What Stephany Says: It’s awesome that Erinn is setting aside funds to help her through the summer—so many teachers leave it up to chance, hoping that they’ll have supplemental income. And keeping her rent and utility costs low by living with roommates is a fantastic way to free up cash flow for other priorities.
Between retirement, credit card payments and student loans, Erinn is putting 25% of her take-home pay toward financial priorities. This is a great percentage of her income, but I fear that since she doesn’t pay much over the minimum balance on her cards, the accrued interest over time means that she won’t be making much progress. Given that she already knows her splurge areas, I’d recommend a cash-only diet for such things. She'd give herself a weekly cash “allowance” for everything that isn’t a fixed bill by tallying up the monthly figure and then dividing it by four. Once that weekly allowance money runs out, no more fancy dinners!
Erinn should also really save up an emergency fund before she starts saving for tuition, which means getting her master’s degree may need to be delayed. In the meantime, she should look into any and all opportunities for tuition reimbursement that might be available to her as a teacher.
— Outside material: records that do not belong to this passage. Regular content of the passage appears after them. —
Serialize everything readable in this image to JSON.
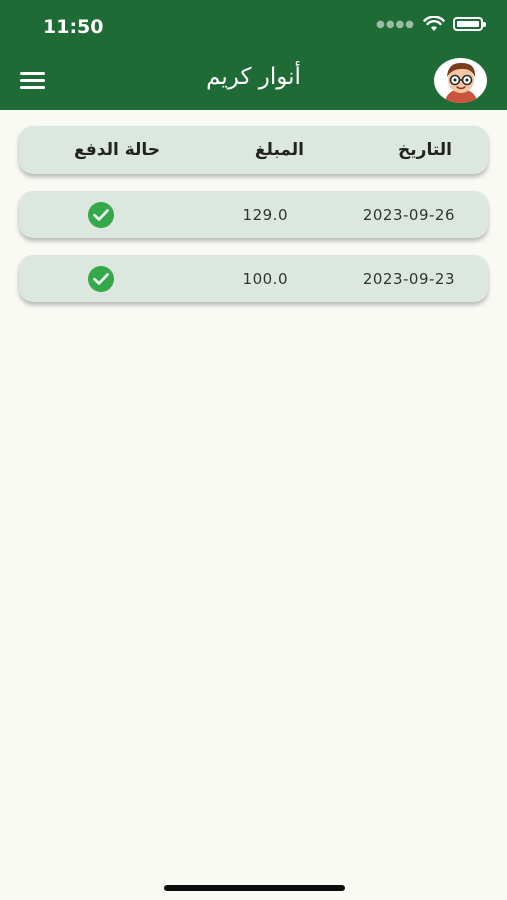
{
  "status_bar": {
    "time": "11:50"
  },
  "header": {
    "title": "أنوار كريم"
  },
  "table": {
    "columns": {
      "date": "التاريخ",
      "amount": "المبلغ",
      "status": "حالة الدفع"
    },
    "rows": [
      {
        "date": "2023-09-26",
        "amount": "129.0",
        "status": "paid"
      },
      {
        "date": "2023-09-23",
        "amount": "100.0",
        "status": "paid"
      }
    ]
  },
  "colors": {
    "header_bg": "#1f6b35",
    "card_bg": "#dce8df",
    "page_bg": "#fafaf5",
    "check": "#34a84a"
  },
  "icons": [
    "menu-icon",
    "wifi-icon",
    "battery-icon",
    "avatar",
    "check-circle-icon"
  ]
}
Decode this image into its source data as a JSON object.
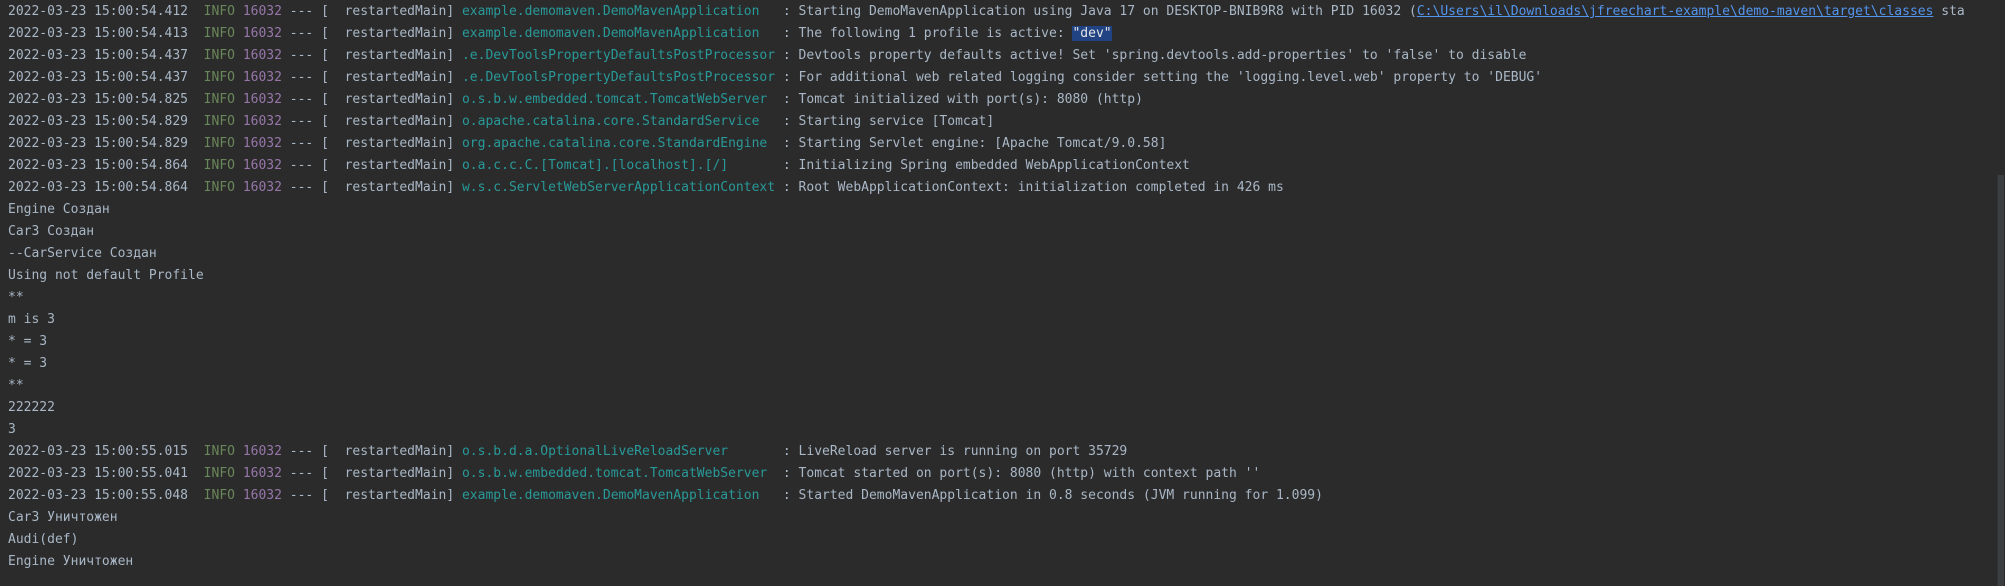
{
  "console": {
    "lines": [
      {
        "type": "log",
        "ts": "2022-03-23 15:00:54.412",
        "level": "INFO",
        "pid": "16032",
        "dashes": "---",
        "thread": "[  restartedMain]",
        "logger": "example.demomaven.DemoMavenApplication  ",
        "msg": ": Starting DemoMavenApplication using Java 17 on DESKTOP-BNIB9R8 with PID 16032 (",
        "link": "C:\\Users\\il\\Downloads\\jfreechart-example\\demo-maven\\target\\classes",
        "after": " sta"
      },
      {
        "type": "log",
        "ts": "2022-03-23 15:00:54.413",
        "level": "INFO",
        "pid": "16032",
        "dashes": "---",
        "thread": "[  restartedMain]",
        "logger": "example.demomaven.DemoMavenApplication  ",
        "msg": ": The following 1 profile is active: ",
        "highlight": "\"dev\""
      },
      {
        "type": "log",
        "ts": "2022-03-23 15:00:54.437",
        "level": "INFO",
        "pid": "16032",
        "dashes": "---",
        "thread": "[  restartedMain]",
        "logger": ".e.DevToolsPropertyDefaultsPostProcessor",
        "msg": ": Devtools property defaults active! Set 'spring.devtools.add-properties' to 'false' to disable"
      },
      {
        "type": "log",
        "ts": "2022-03-23 15:00:54.437",
        "level": "INFO",
        "pid": "16032",
        "dashes": "---",
        "thread": "[  restartedMain]",
        "logger": ".e.DevToolsPropertyDefaultsPostProcessor",
        "msg": ": For additional web related logging consider setting the 'logging.level.web' property to 'DEBUG'"
      },
      {
        "type": "log",
        "ts": "2022-03-23 15:00:54.825",
        "level": "INFO",
        "pid": "16032",
        "dashes": "---",
        "thread": "[  restartedMain]",
        "logger": "o.s.b.w.embedded.tomcat.TomcatWebServer ",
        "msg": ": Tomcat initialized with port(s): 8080 (http)"
      },
      {
        "type": "log",
        "ts": "2022-03-23 15:00:54.829",
        "level": "INFO",
        "pid": "16032",
        "dashes": "---",
        "thread": "[  restartedMain]",
        "logger": "o.apache.catalina.core.StandardService  ",
        "msg": ": Starting service [Tomcat]"
      },
      {
        "type": "log",
        "ts": "2022-03-23 15:00:54.829",
        "level": "INFO",
        "pid": "16032",
        "dashes": "---",
        "thread": "[  restartedMain]",
        "logger": "org.apache.catalina.core.StandardEngine ",
        "msg": ": Starting Servlet engine: [Apache Tomcat/9.0.58]"
      },
      {
        "type": "log",
        "ts": "2022-03-23 15:00:54.864",
        "level": "INFO",
        "pid": "16032",
        "dashes": "---",
        "thread": "[  restartedMain]",
        "logger": "o.a.c.c.C.[Tomcat].[localhost].[/]      ",
        "msg": ": Initializing Spring embedded WebApplicationContext"
      },
      {
        "type": "log",
        "ts": "2022-03-23 15:00:54.864",
        "level": "INFO",
        "pid": "16032",
        "dashes": "---",
        "thread": "[  restartedMain]",
        "logger": "w.s.c.ServletWebServerApplicationContext",
        "msg": ": Root WebApplicationContext: initialization completed in 426 ms"
      },
      {
        "type": "plain",
        "text": "Engine Создан"
      },
      {
        "type": "plain",
        "text": "Car3 Создан"
      },
      {
        "type": "plain",
        "text": "--CarService Создан"
      },
      {
        "type": "plain",
        "text": "Using not default Profile"
      },
      {
        "type": "plain",
        "text": "**"
      },
      {
        "type": "plain",
        "text": "m is 3"
      },
      {
        "type": "plain",
        "text": "* = 3"
      },
      {
        "type": "plain",
        "text": "* = 3"
      },
      {
        "type": "plain",
        "text": "**"
      },
      {
        "type": "plain",
        "text": "222222"
      },
      {
        "type": "plain",
        "text": "3"
      },
      {
        "type": "log",
        "ts": "2022-03-23 15:00:55.015",
        "level": "INFO",
        "pid": "16032",
        "dashes": "---",
        "thread": "[  restartedMain]",
        "logger": "o.s.b.d.a.OptionalLiveReloadServer      ",
        "msg": ": LiveReload server is running on port 35729"
      },
      {
        "type": "log",
        "ts": "2022-03-23 15:00:55.041",
        "level": "INFO",
        "pid": "16032",
        "dashes": "---",
        "thread": "[  restartedMain]",
        "logger": "o.s.b.w.embedded.tomcat.TomcatWebServer ",
        "msg": ": Tomcat started on port(s): 8080 (http) with context path ''"
      },
      {
        "type": "log",
        "ts": "2022-03-23 15:00:55.048",
        "level": "INFO",
        "pid": "16032",
        "dashes": "---",
        "thread": "[  restartedMain]",
        "logger": "example.demomaven.DemoMavenApplication  ",
        "msg": ": Started DemoMavenApplication in 0.8 seconds (JVM running for 1.099)"
      },
      {
        "type": "plain",
        "text": "Car3 Уничтожен"
      },
      {
        "type": "plain",
        "text": "Audi(def)"
      },
      {
        "type": "plain",
        "text": "Engine Уничтожен"
      }
    ]
  },
  "colors": {
    "background": "#2b2b2b",
    "text": "#a9b7c6",
    "level_info": "#6a8759",
    "pid": "#9876aa",
    "logger": "#299999",
    "link": "#5394ec",
    "selection": "#214283"
  },
  "icons": {
    "scrollbar": "vertical-scrollbar"
  }
}
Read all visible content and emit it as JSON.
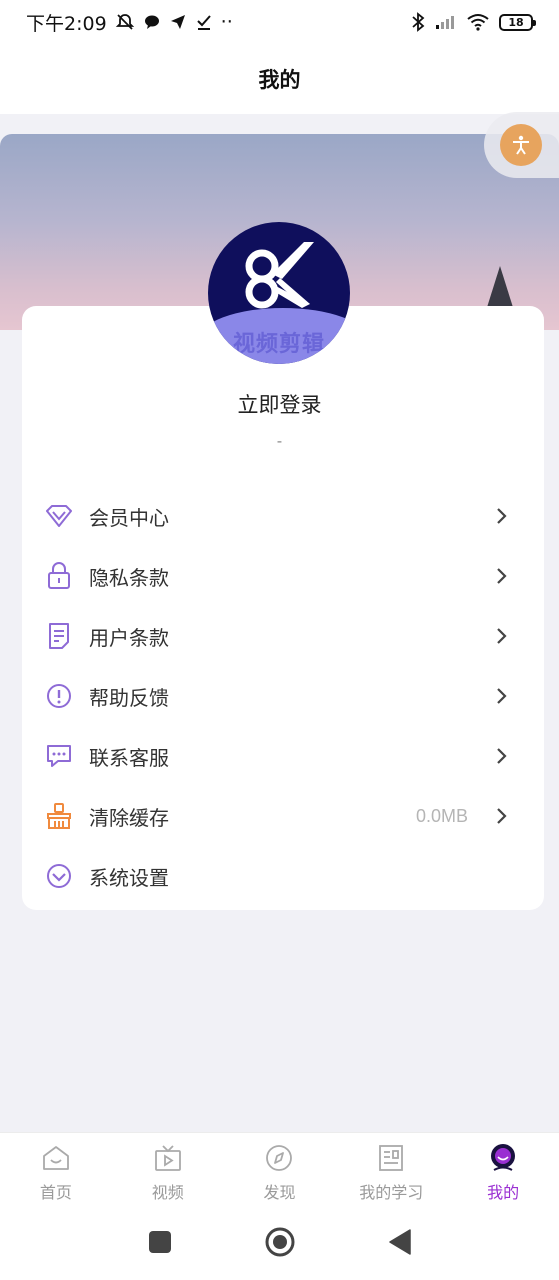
{
  "status_bar": {
    "time": "下午2:09",
    "extra": "··",
    "battery": "18"
  },
  "header": {
    "title": "我的"
  },
  "profile": {
    "avatar_text": "视频剪辑",
    "login_label": "立即登录",
    "sub_label": "-"
  },
  "menu": {
    "items": [
      {
        "label": "会员中心",
        "icon": "diamond-icon",
        "value": ""
      },
      {
        "label": "隐私条款",
        "icon": "lock-icon",
        "value": ""
      },
      {
        "label": "用户条款",
        "icon": "document-icon",
        "value": ""
      },
      {
        "label": "帮助反馈",
        "icon": "exclamation-icon",
        "value": ""
      },
      {
        "label": "联系客服",
        "icon": "chat-icon",
        "value": ""
      },
      {
        "label": "清除缓存",
        "icon": "broom-icon",
        "value": "0.0MB"
      },
      {
        "label": "系统设置",
        "icon": "settings-check-icon",
        "value": ""
      }
    ]
  },
  "tabs": [
    {
      "label": "首页",
      "icon": "home-icon",
      "active": false
    },
    {
      "label": "视频",
      "icon": "tv-icon",
      "active": false
    },
    {
      "label": "发现",
      "icon": "compass-icon",
      "active": false
    },
    {
      "label": "我的学习",
      "icon": "notebook-icon",
      "active": false
    },
    {
      "label": "我的",
      "icon": "profile-icon",
      "active": true
    }
  ],
  "colors": {
    "accent": "#9a2fd2",
    "menu_icon": "#8e6bd6",
    "cache_icon": "#f08a3e",
    "float_button": "#e7a45e"
  }
}
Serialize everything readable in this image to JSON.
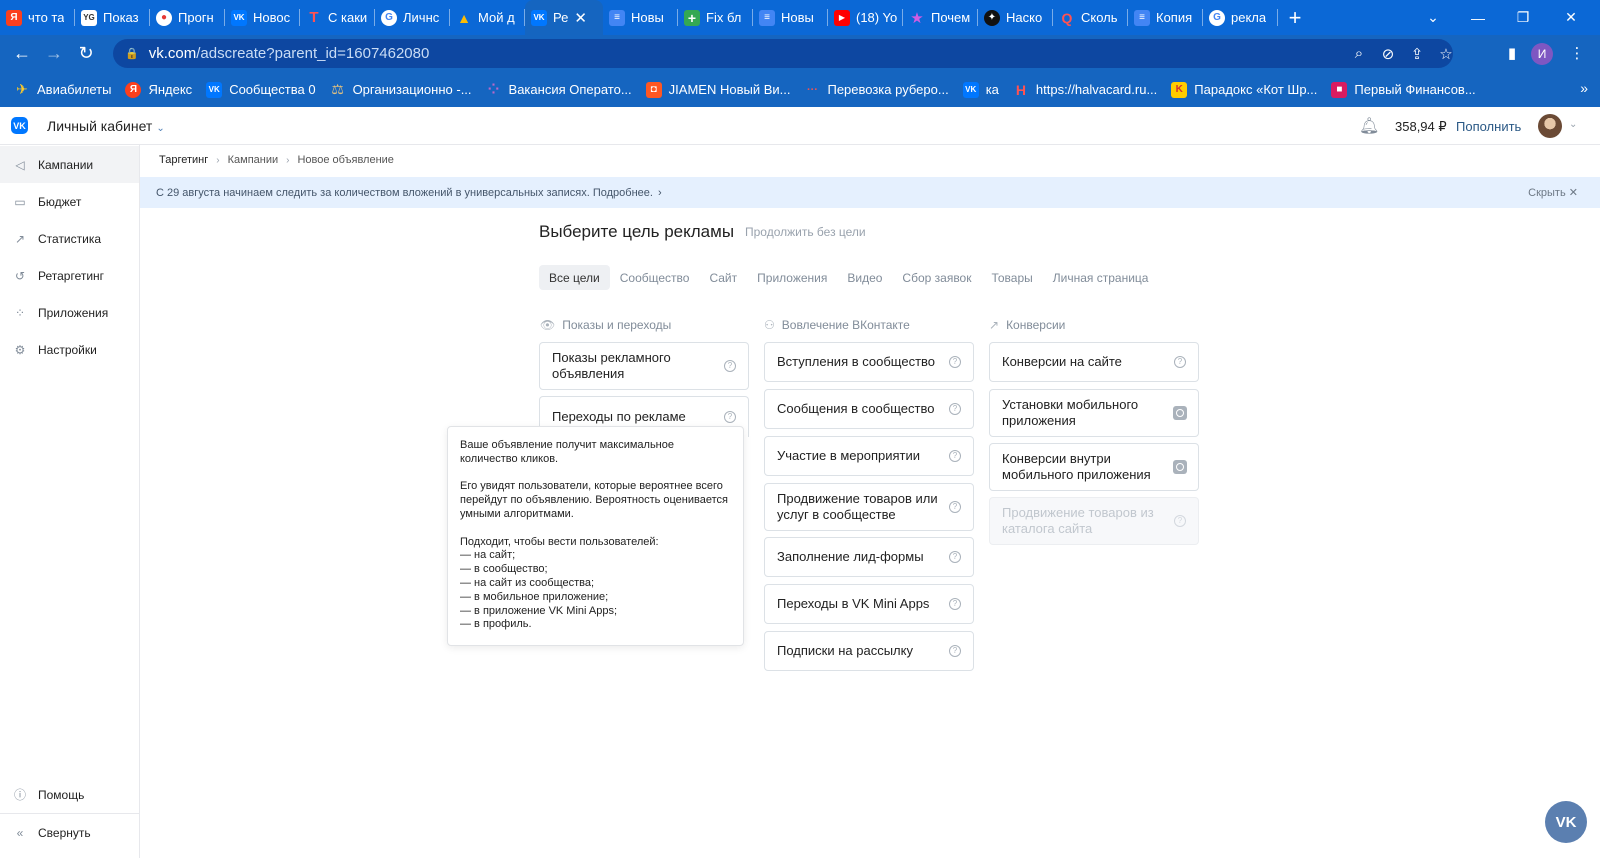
{
  "browser": {
    "tabs": [
      {
        "title": "что та",
        "favicon": "yandex-icon",
        "color": "#fc3f1d",
        "glyph": "Я"
      },
      {
        "title": "Показ",
        "favicon": "page-icon",
        "color": "#ffffff",
        "glyph": "YG"
      },
      {
        "title": "Прогн",
        "favicon": "weather-icon",
        "color": "#e53935",
        "glyph": "●"
      },
      {
        "title": "Новос",
        "favicon": "vk-icon",
        "color": "#0077ff",
        "glyph": "VK"
      },
      {
        "title": "С каки",
        "favicon": "t-icon",
        "color": "#e53935",
        "glyph": "T"
      },
      {
        "title": "Личнс",
        "favicon": "google-icon",
        "color": "#ffffff",
        "glyph": "G"
      },
      {
        "title": "Мой д",
        "favicon": "drive-icon",
        "color": "#fbbc04",
        "glyph": "▲"
      },
      {
        "title": "Ре",
        "favicon": "vk-icon",
        "color": "#0077ff",
        "glyph": "VK",
        "active": true
      },
      {
        "title": "Новы",
        "favicon": "docs-icon",
        "color": "#4285f4",
        "glyph": "≡"
      },
      {
        "title": "Fix бл",
        "favicon": "plus-icon",
        "color": "#34a853",
        "glyph": "+"
      },
      {
        "title": "Новы",
        "favicon": "docs-icon",
        "color": "#4285f4",
        "glyph": "≡"
      },
      {
        "title": "(18) Yo",
        "favicon": "youtube-icon",
        "color": "#ff0000",
        "glyph": "▶"
      },
      {
        "title": "Почем",
        "favicon": "star-icon",
        "color": "#ab47bc",
        "glyph": "★"
      },
      {
        "title": "Наско",
        "favicon": "compass-icon",
        "color": "#111111",
        "glyph": "✦"
      },
      {
        "title": "Сколь",
        "favicon": "q-icon",
        "color": "#e53935",
        "glyph": "Q"
      },
      {
        "title": "Копия",
        "favicon": "docs-icon",
        "color": "#4285f4",
        "glyph": "≡"
      },
      {
        "title": "рекла",
        "favicon": "google-icon",
        "color": "#ffffff",
        "glyph": "G"
      }
    ],
    "url_host": "vk.com",
    "url_path": "/adscreate?parent_id=1607462080",
    "profile_initial": "И",
    "bookmarks": [
      {
        "label": "Авиабилеты",
        "color": "#ffb300",
        "glyph": "✈"
      },
      {
        "label": "Яндекс",
        "color": "#fc3f1d",
        "glyph": "Я"
      },
      {
        "label": "Сообщества 0",
        "color": "#0077ff",
        "glyph": "VK"
      },
      {
        "label": "Организационно -...",
        "color": "#c0a060",
        "glyph": "⚖"
      },
      {
        "label": "Вакансия Операто...",
        "color": "#8e44ad",
        "glyph": "●"
      },
      {
        "label": "JIAMEN Новый Ви...",
        "color": "#ff5722",
        "glyph": "◘"
      },
      {
        "label": "Перевозка руберо...",
        "color": "#e53935",
        "glyph": "···"
      },
      {
        "label": "ка",
        "color": "#0077ff",
        "glyph": "VK"
      },
      {
        "label": "https://halvacard.ru...",
        "color": "#e53935",
        "glyph": "H"
      },
      {
        "label": "Парадокс «Кот Шр...",
        "color": "#ffcc00",
        "glyph": "K"
      },
      {
        "label": "Первый Финансов...",
        "color": "#d81b60",
        "glyph": "■"
      }
    ],
    "bookmarks_more": "»"
  },
  "header": {
    "cabinet_label": "Личный кабинет",
    "balance": "358,94 ₽",
    "topup_label": "Пополнить"
  },
  "sidebar": {
    "items": [
      {
        "label": "Кампании",
        "icon": "megaphone-icon",
        "glyph": "◁"
      },
      {
        "label": "Бюджет",
        "icon": "wallet-icon",
        "glyph": "▭"
      },
      {
        "label": "Статистика",
        "icon": "chart-icon",
        "glyph": "↗"
      },
      {
        "label": "Ретаргетинг",
        "icon": "retarget-icon",
        "glyph": "↺"
      },
      {
        "label": "Приложения",
        "icon": "apps-icon",
        "glyph": "⁘"
      },
      {
        "label": "Настройки",
        "icon": "gear-icon",
        "glyph": "⚙"
      }
    ],
    "help_label": "Помощь",
    "collapse_label": "Свернуть"
  },
  "breadcrumb": [
    "Таргетинг",
    "Кампании",
    "Новое объявление"
  ],
  "notice": {
    "text": "С 29 августа начинаем следить за количеством вложений в универсальных записях. Подробнее.",
    "hide_label": "Скрыть"
  },
  "main": {
    "title": "Выберите цель рекламы",
    "skip_label": "Продолжить без цели",
    "filters": [
      "Все цели",
      "Сообщество",
      "Сайт",
      "Приложения",
      "Видео",
      "Сбор заявок",
      "Товары",
      "Личная страница"
    ],
    "columns": [
      {
        "heading": "Показы и переходы",
        "icon": "eye-icon",
        "cards": [
          "Показы рекламного объявления",
          "Переходы по рекламе"
        ]
      },
      {
        "heading": "Вовлечение ВКонтакте",
        "icon": "users-icon",
        "cards": [
          "Вступления в сообщество",
          "Сообщения в сообщество",
          "Участие в мероприятии",
          "Продвижение товаров или услуг в сообществе",
          "Заполнение лид-формы",
          "Переходы в VK Mini Apps",
          "Подписки на рассылку"
        ]
      },
      {
        "heading": "Конверсии",
        "icon": "trend-icon",
        "cards": [
          "Конверсии на сайте",
          "Установки мобильного приложения",
          "Конверсии внутри мобильного приложения",
          "Продвижение товаров из каталога сайта"
        ]
      }
    ],
    "tooltip": {
      "p1": "Ваше объявление получит максимальное количество кликов.",
      "p2": "Его увидят пользователи, которые вероятнее всего перейдут по объявлению. Вероятность оценивается умными алгоритмами.",
      "p3_title": "Подходит, чтобы вести пользователей:",
      "p3_items": [
        "— на сайт;",
        "— в сообщество;",
        "— на сайт из сообщества;",
        "— в мобильное приложение;",
        "— в приложение VK Mini Apps;",
        "— в профиль."
      ]
    }
  },
  "colors": {
    "vk_blue": "#0077ff",
    "link": "#2a5885",
    "chrome": "#1565c0"
  }
}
LearnVest Planning Services is a registered investment adviser and subsidiary of LearnVest, Inc. that provides financial plans for its clients. Information shown is for illustrative purposes only and is not intended as investment advice. Please consult a financial adviser for advice specific to your financial situation. The people quoted in this piece are not clients of LearnVest Planning Services.